- “Corporate Bias in the World Bank Group's International Centre for Settlement of Investment Disputes: A Case Study of a Global Mining Corporation Suing El Salvador,” University of Pennsylvania International Law Journal 36 (2015).
- “Poorer Countries and the Environment: Friends or Foes?” with John Cavanagh, World Development, 72 (2015).
- "The Development and Agriculture Paradigms Transformed: Reflections from the Small-Scale Organic Rice Fields of the Philippines," with John Cavanagh, Journal of Peasant Studies, 39 (2012).
- “Research, Knowledge, and the Art of ‘Paradigm Maintenance’: The World Bank’s Development Economics Vice-Presidency (DEC),” Review of International Political Economy 13 (2006).

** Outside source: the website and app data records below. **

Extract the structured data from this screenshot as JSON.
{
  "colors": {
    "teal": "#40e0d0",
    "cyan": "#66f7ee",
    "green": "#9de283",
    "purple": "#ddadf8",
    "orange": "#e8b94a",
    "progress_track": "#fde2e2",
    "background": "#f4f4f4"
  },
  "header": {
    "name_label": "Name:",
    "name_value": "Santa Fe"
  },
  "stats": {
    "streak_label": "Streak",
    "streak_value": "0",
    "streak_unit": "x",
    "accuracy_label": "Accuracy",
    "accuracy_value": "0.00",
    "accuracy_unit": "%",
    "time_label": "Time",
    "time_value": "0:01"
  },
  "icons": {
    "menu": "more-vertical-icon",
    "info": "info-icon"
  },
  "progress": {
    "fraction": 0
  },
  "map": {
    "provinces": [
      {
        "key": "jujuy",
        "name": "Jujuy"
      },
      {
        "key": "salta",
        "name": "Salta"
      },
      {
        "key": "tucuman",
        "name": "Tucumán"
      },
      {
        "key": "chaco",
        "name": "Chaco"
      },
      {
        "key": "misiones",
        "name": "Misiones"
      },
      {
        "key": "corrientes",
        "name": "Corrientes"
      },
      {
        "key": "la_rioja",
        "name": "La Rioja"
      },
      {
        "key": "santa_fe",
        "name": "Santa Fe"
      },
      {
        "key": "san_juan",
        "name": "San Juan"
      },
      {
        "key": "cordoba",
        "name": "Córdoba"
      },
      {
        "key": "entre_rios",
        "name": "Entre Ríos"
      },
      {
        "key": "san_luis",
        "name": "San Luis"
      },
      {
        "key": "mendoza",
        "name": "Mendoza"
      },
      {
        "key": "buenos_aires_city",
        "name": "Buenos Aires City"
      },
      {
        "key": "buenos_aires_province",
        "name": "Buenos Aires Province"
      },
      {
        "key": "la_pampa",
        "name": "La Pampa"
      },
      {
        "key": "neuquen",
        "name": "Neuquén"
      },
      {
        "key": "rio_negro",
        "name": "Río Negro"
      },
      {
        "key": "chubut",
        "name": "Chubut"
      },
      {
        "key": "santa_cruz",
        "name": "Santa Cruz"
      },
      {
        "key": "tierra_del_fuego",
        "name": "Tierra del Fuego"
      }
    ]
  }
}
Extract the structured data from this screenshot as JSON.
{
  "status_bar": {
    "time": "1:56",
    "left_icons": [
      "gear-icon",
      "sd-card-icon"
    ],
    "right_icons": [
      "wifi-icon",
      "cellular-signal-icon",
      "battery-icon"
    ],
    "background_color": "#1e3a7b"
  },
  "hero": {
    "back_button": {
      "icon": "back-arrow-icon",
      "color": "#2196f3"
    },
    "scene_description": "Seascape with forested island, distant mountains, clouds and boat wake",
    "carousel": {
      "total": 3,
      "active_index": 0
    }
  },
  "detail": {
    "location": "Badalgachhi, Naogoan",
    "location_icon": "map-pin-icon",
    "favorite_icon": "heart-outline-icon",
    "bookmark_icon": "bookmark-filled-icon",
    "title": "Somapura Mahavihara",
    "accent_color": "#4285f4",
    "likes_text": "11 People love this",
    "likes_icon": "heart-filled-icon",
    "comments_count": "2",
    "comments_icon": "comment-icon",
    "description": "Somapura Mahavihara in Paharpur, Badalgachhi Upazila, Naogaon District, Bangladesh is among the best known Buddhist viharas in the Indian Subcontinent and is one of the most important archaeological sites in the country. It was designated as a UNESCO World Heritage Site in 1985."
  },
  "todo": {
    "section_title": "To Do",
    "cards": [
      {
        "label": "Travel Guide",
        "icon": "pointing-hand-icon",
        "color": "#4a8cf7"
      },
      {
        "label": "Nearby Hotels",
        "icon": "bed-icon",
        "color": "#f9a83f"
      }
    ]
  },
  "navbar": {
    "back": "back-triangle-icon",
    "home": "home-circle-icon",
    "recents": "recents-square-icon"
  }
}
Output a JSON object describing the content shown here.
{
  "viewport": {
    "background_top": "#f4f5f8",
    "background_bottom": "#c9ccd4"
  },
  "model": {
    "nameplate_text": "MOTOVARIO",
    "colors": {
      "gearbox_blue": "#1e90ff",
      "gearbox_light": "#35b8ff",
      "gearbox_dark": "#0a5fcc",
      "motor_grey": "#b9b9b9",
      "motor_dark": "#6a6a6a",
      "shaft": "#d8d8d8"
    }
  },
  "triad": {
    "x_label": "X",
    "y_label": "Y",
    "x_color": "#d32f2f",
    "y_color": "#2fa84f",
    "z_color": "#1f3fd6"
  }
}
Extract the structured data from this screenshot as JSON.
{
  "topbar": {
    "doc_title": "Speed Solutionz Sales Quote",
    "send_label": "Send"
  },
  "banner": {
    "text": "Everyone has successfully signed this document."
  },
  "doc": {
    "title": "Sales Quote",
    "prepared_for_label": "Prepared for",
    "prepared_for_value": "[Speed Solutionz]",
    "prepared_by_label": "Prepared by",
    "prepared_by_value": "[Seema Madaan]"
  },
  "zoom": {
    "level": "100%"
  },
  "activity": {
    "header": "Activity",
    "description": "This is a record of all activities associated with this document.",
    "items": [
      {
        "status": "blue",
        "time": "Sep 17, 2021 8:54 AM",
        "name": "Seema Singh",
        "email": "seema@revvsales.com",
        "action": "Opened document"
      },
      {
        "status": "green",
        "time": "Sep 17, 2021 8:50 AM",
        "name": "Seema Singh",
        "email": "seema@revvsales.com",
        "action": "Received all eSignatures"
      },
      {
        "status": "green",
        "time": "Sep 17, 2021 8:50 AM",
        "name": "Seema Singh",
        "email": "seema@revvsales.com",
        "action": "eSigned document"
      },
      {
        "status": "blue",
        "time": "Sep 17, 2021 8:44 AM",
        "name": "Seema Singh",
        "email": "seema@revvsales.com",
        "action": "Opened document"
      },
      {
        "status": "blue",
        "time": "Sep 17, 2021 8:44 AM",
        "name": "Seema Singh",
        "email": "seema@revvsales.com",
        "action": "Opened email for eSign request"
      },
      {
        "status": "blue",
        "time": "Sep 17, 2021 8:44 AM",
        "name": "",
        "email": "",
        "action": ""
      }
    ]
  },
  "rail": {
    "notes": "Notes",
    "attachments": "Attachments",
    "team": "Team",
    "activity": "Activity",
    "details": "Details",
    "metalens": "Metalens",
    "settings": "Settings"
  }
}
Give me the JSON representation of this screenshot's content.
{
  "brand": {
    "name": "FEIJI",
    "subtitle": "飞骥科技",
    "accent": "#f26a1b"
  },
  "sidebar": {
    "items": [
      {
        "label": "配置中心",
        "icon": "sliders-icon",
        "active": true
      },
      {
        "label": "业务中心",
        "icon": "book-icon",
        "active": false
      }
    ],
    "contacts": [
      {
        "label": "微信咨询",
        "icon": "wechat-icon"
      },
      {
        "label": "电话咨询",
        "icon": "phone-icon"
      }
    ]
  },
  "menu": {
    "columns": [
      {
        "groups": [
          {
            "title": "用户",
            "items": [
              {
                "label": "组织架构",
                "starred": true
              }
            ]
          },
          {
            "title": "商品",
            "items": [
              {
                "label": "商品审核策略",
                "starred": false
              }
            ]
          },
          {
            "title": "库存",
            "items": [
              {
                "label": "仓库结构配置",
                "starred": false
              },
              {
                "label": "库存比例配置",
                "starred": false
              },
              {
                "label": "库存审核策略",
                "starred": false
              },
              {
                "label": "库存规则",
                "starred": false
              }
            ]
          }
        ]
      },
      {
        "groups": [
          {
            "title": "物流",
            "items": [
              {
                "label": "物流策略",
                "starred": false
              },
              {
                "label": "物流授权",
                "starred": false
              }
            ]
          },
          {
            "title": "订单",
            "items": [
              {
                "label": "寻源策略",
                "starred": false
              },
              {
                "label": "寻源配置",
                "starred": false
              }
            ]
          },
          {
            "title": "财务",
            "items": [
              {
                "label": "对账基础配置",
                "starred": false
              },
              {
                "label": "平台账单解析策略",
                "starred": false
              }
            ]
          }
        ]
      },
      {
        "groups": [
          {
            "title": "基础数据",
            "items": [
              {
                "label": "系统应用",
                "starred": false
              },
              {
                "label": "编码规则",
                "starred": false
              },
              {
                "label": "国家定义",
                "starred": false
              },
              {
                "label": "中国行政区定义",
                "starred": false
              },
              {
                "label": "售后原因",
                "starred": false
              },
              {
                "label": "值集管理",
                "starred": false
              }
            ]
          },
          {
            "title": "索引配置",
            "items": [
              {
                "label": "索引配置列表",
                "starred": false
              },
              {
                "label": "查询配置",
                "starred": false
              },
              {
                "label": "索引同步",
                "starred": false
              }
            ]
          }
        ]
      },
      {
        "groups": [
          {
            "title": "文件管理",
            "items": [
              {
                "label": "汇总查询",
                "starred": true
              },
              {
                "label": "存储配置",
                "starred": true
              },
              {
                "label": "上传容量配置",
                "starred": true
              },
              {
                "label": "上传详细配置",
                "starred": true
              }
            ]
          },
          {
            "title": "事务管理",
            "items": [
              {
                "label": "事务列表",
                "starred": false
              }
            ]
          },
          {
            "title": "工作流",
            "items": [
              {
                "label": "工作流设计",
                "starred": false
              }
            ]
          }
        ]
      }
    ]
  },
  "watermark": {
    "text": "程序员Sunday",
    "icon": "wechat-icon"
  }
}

- Senior Staff Economist, US Congressman Charles E. Schumer (1985-87).
- International Economist, US Treasury Department (1983-85).
Honors, Awards, and Fellowships
See cv (p. 4) for full list of External Awards and AU Awards.
Dr. Broad’s external awards include:
- John Simon Guggenheim Fellow (2017-2018)
- North American Labor History Conference’s Bernath Award for the Support and Discussion of American History, Diplomacy, and Foreign Affairs (2016).
- International Studies Association’s J. Ann Tickner Award for “high-quality, pioneering scholarship that pushes the boundaries of the discipline with a deep commitment to service, especially teaching and mentoring” (2016).
- First runner-up for the $50,000 Canadian Lionel Gelber Prize for the “best [English-language] book in the field of international relations” (1993).
- Finalist, World Hunger Year, for best book (1993).
- Council on Foreign Relations: Life Member (1998-present); Term Member (1989-94).
- Council on Foreign Relations, International Affairs Fellow (1987-88).
- Henry Luce Foundation, Fellow (1977-78).
Grants and Sponsored Research
See cv (p. 4) for a comprehensive list.
Dr. Broad’s grants include:
- Fulbright Specialist Roster Candidate (2016-2021).
- Ford Foundation, Consultant and Grantee.
- Two-time Awardee of John D. & Catherine T. MacArthur Foundation, Grant for Research and Writing in International Peace and Cooperation.
- Henry Luce Foundation-funded “Grant to Isolated Southeast Asian Scholars Program.”
- National Science Foundation, Undergraduate Research Grant.
Society for Ecological Economics, Keynote on “Redefining Development”
Is small scale agroecological farming a realistic alternative to feed the world?
Area of Expertise
Globalization; development; environment; NGOs; International Organizations; corporate social responsibility; responsible trade and investment; child labor and de facto “slave labor”; "anti-globalization"
Robin Broad came to AU with a wide range of professional experiences – from international economist in the U.S. Treasury Department to work with civil-society organizations in the Philippines. Broad established the International Development Program’s curricular offerings on economic globalization and development and on environment and development with a focus on social, environmental, and economic accountability. She is the author of Development Redefined: How the Market Met Its Match (Paradigm Publishers, 2009). She is faculty advisor to such student organizations as Amnesty International and the Fair Trade Student Association, she has served or is serving on the boards of directors of Rugmark (now called GoodWeave), the Bank Information Center, Food First, and the Philippine Development Forum. She is an active "scholar participant" in the movement to create a more just and sustainable economic globalization. She is the author, coauthor, or editor of numerous publications, including Global Backlash: Citizen Initiatives for a Just World Economy (Rowman and Littlefield, 2002); Alternatives to Economic Globalization: A Better World Is Possible(Berrett-Koehler, 2nd ed., 2004); Plundering Paradise: The Struggle for the Environment in the Philippines(University of California Press, 1993); and Unequal Alliance: The World Bank, the International Monetary Fund, and the Philippines (University of California Press, 1988). Current events related to El Salvador & attempts to ban gold-mining.